• _Problem to work on_
Output the records again verbatim.

• _App and web page records_

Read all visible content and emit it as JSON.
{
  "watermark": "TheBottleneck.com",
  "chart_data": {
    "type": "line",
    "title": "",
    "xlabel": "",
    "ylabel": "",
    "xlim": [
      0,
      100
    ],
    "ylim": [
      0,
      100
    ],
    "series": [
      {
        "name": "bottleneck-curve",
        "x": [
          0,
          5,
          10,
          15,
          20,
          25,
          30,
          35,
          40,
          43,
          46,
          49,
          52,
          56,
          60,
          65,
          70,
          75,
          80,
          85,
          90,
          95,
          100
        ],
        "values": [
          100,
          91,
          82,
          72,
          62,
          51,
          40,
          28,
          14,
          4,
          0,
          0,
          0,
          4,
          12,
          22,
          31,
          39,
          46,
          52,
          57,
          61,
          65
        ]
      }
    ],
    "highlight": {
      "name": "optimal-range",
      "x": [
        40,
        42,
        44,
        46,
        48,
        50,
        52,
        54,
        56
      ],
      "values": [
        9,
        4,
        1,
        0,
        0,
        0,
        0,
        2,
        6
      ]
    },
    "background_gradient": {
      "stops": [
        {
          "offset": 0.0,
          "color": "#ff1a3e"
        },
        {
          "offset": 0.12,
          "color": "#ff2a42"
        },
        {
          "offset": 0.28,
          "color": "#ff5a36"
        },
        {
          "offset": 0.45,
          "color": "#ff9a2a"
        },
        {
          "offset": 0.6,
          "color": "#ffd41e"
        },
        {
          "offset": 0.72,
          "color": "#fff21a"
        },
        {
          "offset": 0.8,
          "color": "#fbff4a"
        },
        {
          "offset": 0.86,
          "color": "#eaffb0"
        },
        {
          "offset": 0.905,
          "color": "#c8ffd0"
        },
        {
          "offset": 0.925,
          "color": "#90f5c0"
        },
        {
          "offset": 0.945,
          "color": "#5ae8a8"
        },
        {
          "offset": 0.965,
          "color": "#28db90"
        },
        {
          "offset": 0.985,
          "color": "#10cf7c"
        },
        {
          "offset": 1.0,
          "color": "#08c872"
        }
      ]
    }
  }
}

• _Answer box_
Read all visible content and emit it as JSON.
{
  "watermark": "TheBottleneck.com",
  "chart_data": {
    "type": "line",
    "title": "",
    "xlabel": "",
    "ylabel": "",
    "xlim": [
      0,
      100
    ],
    "ylim": [
      0,
      100
    ],
    "series": [
      {
        "name": "bottleneck-curve",
        "x": [
          0,
          5,
          10,
          15,
          20,
          25,
          30,
          35,
          40,
          43,
          46,
          49,
          52,
          56,
          60,
          65,
          70,
          75,
          80,
          85,
          90,
          95,
          100
        ],
        "values": [
          100,
          91,
          82,
          72,
          62,
          51,
          40,
          28,
          14,
          4,
          0,
          0,
          0,
          4,
          12,
          22,
          31,
          39,
          46,
          52,
          57,
          61,
          65
        ]
      }
    ],
    "highlight": {
      "name": "optimal-range",
      "x": [
        40,
        42,
        44,
        46,
        48,
        50,
        52,
        54,
        56
      ],
      "values": [
        9,
        4,
        1,
        0,
        0,
        0,
        0,
        2,
        6
      ]
    },
    "background_gradient": {
      "stops": [
        {
          "offset": 0.0,
          "color": "#ff1a3e"
        },
        {
          "offset": 0.12,
          "color": "#ff2a42"
        },
        {
          "offset": 0.28,
          "color": "#ff5a36"
        },
        {
          "offset": 0.45,
          "color": "#ff9a2a"
        },
        {
          "offset": 0.6,
          "color": "#ffd41e"
        },
        {
          "offset": 0.72,
          "color": "#fff21a"
        },
        {
          "offset": 0.8,
          "color": "#fbff4a"
        },
        {
          "offset": 0.86,
          "color": "#eaffb0"
        },
        {
          "offset": 0.905,
          "color": "#c8ffd0"
        },
        {
          "offset": 0.925,
          "color": "#90f5c0"
        },
        {
          "offset": 0.945,
          "color": "#5ae8a8"
        },
        {
          "offset": 0.965,
          "color": "#28db90"
        },
        {
          "offset": 0.985,
          "color": "#10cf7c"
        },
        {
          "offset": 1.0,
          "color": "#08c872"
        }
      ]
    }
  }
}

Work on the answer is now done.